Urgent Care FAQ
What is urgent care and how does it work?
Urgent care centers are designed to treat those who need attention quickly but donʼt require an emergency room visit. Urgent cares do not require appointments and are generally open longer hours than a primary care physicianʼs ofﬁce. For instance, all Hometown Urgent Care’s are open 7 days a week.
What can urgent care centers treat?
Generally, they can treat everyday injuries and illnesses. Hometown can treat everything from colds, flu and cuts to fractures, sprains and other minor injuries. We provide immunizations, sports physicals, EKGs and x-rays. We perform minor surgical procedures, such as stitches. We also have on-site labs and dispense common medications.
Who does Hometown Urgent Care treat?
Anyone. Urgent care is a solution for individuals of all ages. Kids with a cough. Teenagers needing sports physicals, adults with a minor injury. Some have lived in town for years but can’t get in to see their primary care physician; some have just moved to town and have yet to establish a primary care physician; some are visiting from out of town; all are looking for high quality, compassionate care from someone they can trust.
What about insurance?
Most insurance is accepted, but it is not required. We also accept Medicare, Medicaid and offer low cost self-pay solutions.
What about follow-up care?
Hometown follows up with every patient within three days of his/her visit. At your request, we’re happy to follow up with your primary care physician to ensure that you get the care you need on an ongoing basis.
What is the role of urgent care in today’s healthcare system?
Urgent care fills a gap in the health care system created by two fundamental issues: increasing wait times to see primary care physicians and the cost and wait times for emergency room visits. According to the 2006 National Hospital Ambulatory Careʼs Emergency Department survey, more than 85 million ER visits (or 71%) were unnecessary. The patient required “urgent care” but not “emergency care” and could have been treated at an urgent care center. Urgent careʼs impact is showing up in three critical areas: time, cost and quality.
How does urgent care compare with ERs and primary care physicians on wait times?
According to the 2009 Merritt Hawkins study, the average wait time to make an appointment with a primary care physician is more than 20 days. Patients with everyday medical issues are faced with two options: wait for that appointment, or make an unnecessary, costly visit to the ER. But the latter choice is not necessarily fast. The average Emergency Room visit lasts approximately 212 minutes. The average visit lasts less than one hour, and is a fraction of the cost of the ER.
How does urgent care compare with ERs on cost?
Generally, Hometown is 88% less than the average ER visit. Had those 85 million patients who made unnecessary ER visits opted to visit urgent care clinics, the patients, insurers and system could have saved more than $30-$40 billion.
But what about quality of care?
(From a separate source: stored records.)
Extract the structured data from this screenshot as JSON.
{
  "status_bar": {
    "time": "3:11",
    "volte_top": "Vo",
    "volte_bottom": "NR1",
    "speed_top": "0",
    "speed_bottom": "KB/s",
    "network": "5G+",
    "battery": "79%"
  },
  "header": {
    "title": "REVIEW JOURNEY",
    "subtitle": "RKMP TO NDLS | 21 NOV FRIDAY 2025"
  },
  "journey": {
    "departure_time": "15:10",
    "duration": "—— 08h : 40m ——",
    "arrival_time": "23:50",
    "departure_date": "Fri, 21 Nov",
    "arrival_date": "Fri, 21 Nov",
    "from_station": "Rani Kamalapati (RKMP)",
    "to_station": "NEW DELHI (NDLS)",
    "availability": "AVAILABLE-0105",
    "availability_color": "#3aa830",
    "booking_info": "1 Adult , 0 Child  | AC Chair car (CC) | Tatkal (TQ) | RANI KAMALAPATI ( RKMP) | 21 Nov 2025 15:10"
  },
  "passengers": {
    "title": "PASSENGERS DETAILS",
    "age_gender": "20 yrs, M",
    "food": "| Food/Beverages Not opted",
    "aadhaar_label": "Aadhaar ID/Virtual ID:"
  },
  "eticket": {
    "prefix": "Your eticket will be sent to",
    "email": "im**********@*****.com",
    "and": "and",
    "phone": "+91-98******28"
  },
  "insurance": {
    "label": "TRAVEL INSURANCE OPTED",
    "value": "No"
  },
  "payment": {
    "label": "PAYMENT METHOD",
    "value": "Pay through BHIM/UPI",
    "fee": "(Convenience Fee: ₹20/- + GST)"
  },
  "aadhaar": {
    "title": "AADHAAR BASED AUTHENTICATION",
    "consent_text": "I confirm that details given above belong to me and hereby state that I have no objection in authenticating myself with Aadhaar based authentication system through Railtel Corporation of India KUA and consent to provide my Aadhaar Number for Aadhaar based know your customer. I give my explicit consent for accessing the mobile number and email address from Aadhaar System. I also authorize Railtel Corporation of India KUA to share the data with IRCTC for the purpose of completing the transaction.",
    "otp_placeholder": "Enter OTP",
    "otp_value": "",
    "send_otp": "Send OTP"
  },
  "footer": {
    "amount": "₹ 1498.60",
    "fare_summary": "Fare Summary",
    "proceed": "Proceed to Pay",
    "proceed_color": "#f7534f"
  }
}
Hometown offers a highly trained medical team. In addition, we ensure all providers are current and up to date with any special credentialing or training requirements. State of the art equipment and facilities are routinely commended for cleanliness and functionality, all of which contribute to a high-quality health care experience.
What will you find at a typical center?
Hometown prides itself on providing care in a warm, friendly environment. Our centers offer multiple, private treatment rooms and a comforting aesthetic helps you start feeling better immediately. Each center offers full-service capabilities including state of the art equipment and on-site X-Rays, Lab, EKG and on-site prescriptions.